◆ **What is expected**
Retype the entries. Match them exactly.

◆ **Source information**
* * *
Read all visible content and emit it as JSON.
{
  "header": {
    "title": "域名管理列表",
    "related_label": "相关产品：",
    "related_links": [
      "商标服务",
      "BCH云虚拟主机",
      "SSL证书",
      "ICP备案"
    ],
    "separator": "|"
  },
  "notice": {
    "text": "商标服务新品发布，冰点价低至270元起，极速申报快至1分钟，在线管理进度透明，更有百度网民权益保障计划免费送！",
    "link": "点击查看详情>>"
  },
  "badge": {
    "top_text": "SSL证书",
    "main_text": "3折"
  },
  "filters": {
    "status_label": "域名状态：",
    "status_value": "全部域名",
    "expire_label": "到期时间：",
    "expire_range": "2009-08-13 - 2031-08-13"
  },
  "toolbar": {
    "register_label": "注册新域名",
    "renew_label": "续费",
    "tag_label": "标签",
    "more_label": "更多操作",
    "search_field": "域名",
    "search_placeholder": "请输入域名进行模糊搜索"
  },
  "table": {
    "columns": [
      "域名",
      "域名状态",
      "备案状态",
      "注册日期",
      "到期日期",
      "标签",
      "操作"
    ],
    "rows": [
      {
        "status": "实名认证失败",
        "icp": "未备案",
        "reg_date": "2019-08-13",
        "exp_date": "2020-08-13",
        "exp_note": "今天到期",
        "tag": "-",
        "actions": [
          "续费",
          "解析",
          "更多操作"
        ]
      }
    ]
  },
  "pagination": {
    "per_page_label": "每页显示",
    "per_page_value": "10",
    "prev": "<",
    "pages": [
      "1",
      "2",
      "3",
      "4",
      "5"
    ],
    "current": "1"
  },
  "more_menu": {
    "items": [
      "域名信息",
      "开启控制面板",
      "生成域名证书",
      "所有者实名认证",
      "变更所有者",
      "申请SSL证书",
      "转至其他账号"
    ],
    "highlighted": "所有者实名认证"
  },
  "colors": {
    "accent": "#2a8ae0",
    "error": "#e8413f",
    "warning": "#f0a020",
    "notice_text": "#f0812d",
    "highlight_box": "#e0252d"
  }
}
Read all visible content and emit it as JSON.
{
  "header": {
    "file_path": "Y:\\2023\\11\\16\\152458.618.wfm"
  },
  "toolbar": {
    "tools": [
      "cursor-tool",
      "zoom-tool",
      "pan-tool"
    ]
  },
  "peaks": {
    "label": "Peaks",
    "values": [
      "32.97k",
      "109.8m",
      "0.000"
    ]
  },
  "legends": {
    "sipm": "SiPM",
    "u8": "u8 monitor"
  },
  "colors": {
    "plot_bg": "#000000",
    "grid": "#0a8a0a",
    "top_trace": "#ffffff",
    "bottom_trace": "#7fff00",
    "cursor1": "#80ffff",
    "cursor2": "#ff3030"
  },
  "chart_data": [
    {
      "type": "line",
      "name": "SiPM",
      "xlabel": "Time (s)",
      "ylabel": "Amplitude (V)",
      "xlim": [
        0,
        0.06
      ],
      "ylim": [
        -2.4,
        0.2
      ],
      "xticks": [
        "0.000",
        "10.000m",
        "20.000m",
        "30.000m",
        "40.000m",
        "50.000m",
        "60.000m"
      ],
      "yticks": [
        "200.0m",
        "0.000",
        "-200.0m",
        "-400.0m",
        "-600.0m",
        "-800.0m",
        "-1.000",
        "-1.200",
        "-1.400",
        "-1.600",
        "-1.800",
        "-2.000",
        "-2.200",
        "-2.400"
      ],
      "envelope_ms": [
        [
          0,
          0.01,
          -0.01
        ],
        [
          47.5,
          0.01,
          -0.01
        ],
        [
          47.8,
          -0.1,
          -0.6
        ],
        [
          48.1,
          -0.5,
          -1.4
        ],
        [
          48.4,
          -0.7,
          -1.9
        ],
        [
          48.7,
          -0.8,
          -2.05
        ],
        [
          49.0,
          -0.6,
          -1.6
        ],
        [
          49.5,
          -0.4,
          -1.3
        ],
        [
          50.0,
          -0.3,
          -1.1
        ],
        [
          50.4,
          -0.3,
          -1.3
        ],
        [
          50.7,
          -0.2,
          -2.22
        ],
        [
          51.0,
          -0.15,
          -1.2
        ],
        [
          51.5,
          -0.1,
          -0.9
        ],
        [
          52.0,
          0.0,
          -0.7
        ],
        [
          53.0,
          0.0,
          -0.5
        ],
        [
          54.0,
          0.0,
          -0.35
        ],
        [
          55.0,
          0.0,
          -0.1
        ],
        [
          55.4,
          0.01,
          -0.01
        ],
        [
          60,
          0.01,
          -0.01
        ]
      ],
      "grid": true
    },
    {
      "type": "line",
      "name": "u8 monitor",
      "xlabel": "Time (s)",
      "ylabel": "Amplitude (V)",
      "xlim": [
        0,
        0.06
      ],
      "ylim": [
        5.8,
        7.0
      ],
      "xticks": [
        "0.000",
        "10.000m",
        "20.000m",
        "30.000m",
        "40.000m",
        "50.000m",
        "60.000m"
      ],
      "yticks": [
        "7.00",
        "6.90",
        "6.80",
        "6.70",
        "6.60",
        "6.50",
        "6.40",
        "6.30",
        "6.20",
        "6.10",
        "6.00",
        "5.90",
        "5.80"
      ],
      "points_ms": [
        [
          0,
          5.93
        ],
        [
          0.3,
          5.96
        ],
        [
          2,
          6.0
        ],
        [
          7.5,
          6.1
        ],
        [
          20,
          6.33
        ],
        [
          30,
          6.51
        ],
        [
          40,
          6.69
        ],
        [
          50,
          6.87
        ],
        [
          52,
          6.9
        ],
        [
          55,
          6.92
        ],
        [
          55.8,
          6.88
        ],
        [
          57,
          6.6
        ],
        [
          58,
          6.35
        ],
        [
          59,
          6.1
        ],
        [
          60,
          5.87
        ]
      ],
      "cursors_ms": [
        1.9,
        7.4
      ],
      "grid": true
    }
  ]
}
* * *
◆ **Your response**
Read all visible content and emit it as JSON.
{
  "header": {
    "title": "域名管理列表",
    "related_label": "相关产品：",
    "related_links": [
      "商标服务",
      "BCH云虚拟主机",
      "SSL证书",
      "ICP备案"
    ],
    "separator": "|"
  },
  "notice": {
    "text": "商标服务新品发布，冰点价低至270元起，极速申报快至1分钟，在线管理进度透明，更有百度网民权益保障计划免费送！",
    "link": "点击查看详情>>"
  },
  "badge": {
    "top_text": "SSL证书",
    "main_text": "3折"
  },
  "filters": {
    "status_label": "域名状态：",
    "status_value": "全部域名",
    "expire_label": "到期时间：",
    "expire_range": "2009-08-13 - 2031-08-13"
  },
  "toolbar": {
    "register_label": "注册新域名",
    "renew_label": "续费",
    "tag_label": "标签",
    "more_label": "更多操作",
    "search_field": "域名",
    "search_placeholder": "请输入域名进行模糊搜索"
  },
  "table": {
    "columns": [
      "域名",
      "域名状态",
      "备案状态",
      "注册日期",
      "到期日期",
      "标签",
      "操作"
    ],
    "rows": [
      {
        "status": "实名认证失败",
        "icp": "未备案",
        "reg_date": "2019-08-13",
        "exp_date": "2020-08-13",
        "exp_note": "今天到期",
        "tag": "-",
        "actions": [
          "续费",
          "解析",
          "更多操作"
        ]
      }
    ]
  },
  "pagination": {
    "per_page_label": "每页显示",
    "per_page_value": "10",
    "prev": "<",
    "pages": [
      "1",
      "2",
      "3",
      "4",
      "5"
    ],
    "current": "1"
  },
  "more_menu": {
    "items": [
      "域名信息",
      "开启控制面板",
      "生成域名证书",
      "所有者实名认证",
      "变更所有者",
      "申请SSL证书",
      "转至其他账号"
    ],
    "highlighted": "所有者实名认证"
  },
  "colors": {
    "accent": "#2a8ae0",
    "error": "#e8413f",
    "warning": "#f0a020",
    "notice_text": "#f0812d",
    "highlight_box": "#e0252d"
  }
}
Read all visible content and emit it as JSON.
{
  "header": {
    "file_path": "Y:\\2023\\11\\16\\152458.618.wfm"
  },
  "toolbar": {
    "tools": [
      "cursor-tool",
      "zoom-tool",
      "pan-tool"
    ]
  },
  "peaks": {
    "label": "Peaks",
    "values": [
      "32.97k",
      "109.8m",
      "0.000"
    ]
  },
  "legends": {
    "sipm": "SiPM",
    "u8": "u8 monitor"
  },
  "colors": {
    "plot_bg": "#000000",
    "grid": "#0a8a0a",
    "top_trace": "#ffffff",
    "bottom_trace": "#7fff00",
    "cursor1": "#80ffff",
    "cursor2": "#ff3030"
  },
  "chart_data": [
    {
      "type": "line",
      "name": "SiPM",
      "xlabel": "Time (s)",
      "ylabel": "Amplitude (V)",
      "xlim": [
        0,
        0.06
      ],
      "ylim": [
        -2.4,
        0.2
      ],
      "xticks": [
        "0.000",
        "10.000m",
        "20.000m",
        "30.000m",
        "40.000m",
        "50.000m",
        "60.000m"
      ],
      "yticks": [
        "200.0m",
        "0.000",
        "-200.0m",
        "-400.0m",
        "-600.0m",
        "-800.0m",
        "-1.000",
        "-1.200",
        "-1.400",
        "-1.600",
        "-1.800",
        "-2.000",
        "-2.200",
        "-2.400"
      ],
      "envelope_ms": [
        [
          0,
          0.01,
          -0.01
        ],
        [
          47.5,
          0.01,
          -0.01
        ],
        [
          47.8,
          -0.1,
          -0.6
        ],
        [
          48.1,
          -0.5,
          -1.4
        ],
        [
          48.4,
          -0.7,
          -1.9
        ],
        [
          48.7,
          -0.8,
          -2.05
        ],
        [
          49.0,
          -0.6,
          -1.6
        ],
        [
          49.5,
          -0.4,
          -1.3
        ],
        [
          50.0,
          -0.3,
          -1.1
        ],
        [
          50.4,
          -0.3,
          -1.3
        ],
        [
          50.7,
          -0.2,
          -2.22
        ],
        [
          51.0,
          -0.15,
          -1.2
        ],
        [
          51.5,
          -0.1,
          -0.9
        ],
        [
          52.0,
          0.0,
          -0.7
        ],
        [
          53.0,
          0.0,
          -0.5
        ],
        [
          54.0,
          0.0,
          -0.35
        ],
        [
          55.0,
          0.0,
          -0.1
        ],
        [
          55.4,
          0.01,
          -0.01
        ],
        [
          60,
          0.01,
          -0.01
        ]
      ],
      "grid": true
    },
    {
      "type": "line",
      "name": "u8 monitor",
      "xlabel": "Time (s)",
      "ylabel": "Amplitude (V)",
      "xlim": [
        0,
        0.06
      ],
      "ylim": [
        5.8,
        7.0
      ],
      "xticks": [
        "0.000",
        "10.000m",
        "20.000m",
        "30.000m",
        "40.000m",
        "50.000m",
        "60.000m"
      ],
      "yticks": [
        "7.00",
        "6.90",
        "6.80",
        "6.70",
        "6.60",
        "6.50",
        "6.40",
        "6.30",
        "6.20",
        "6.10",
        "6.00",
        "5.90",
        "5.80"
      ],
      "points_ms": [
        [
          0,
          5.93
        ],
        [
          0.3,
          5.96
        ],
        [
          2,
          6.0
        ],
        [
          7.5,
          6.1
        ],
        [
          20,
          6.33
        ],
        [
          30,
          6.51
        ],
        [
          40,
          6.69
        ],
        [
          50,
          6.87
        ],
        [
          52,
          6.9
        ],
        [
          55,
          6.92
        ],
        [
          55.8,
          6.88
        ],
        [
          57,
          6.6
        ],
        [
          58,
          6.35
        ],
        [
          59,
          6.1
        ],
        [
          60,
          5.87
        ]
      ],
      "cursors_ms": [
        1.9,
        7.4
      ],
      "grid": true
    }
  ]
}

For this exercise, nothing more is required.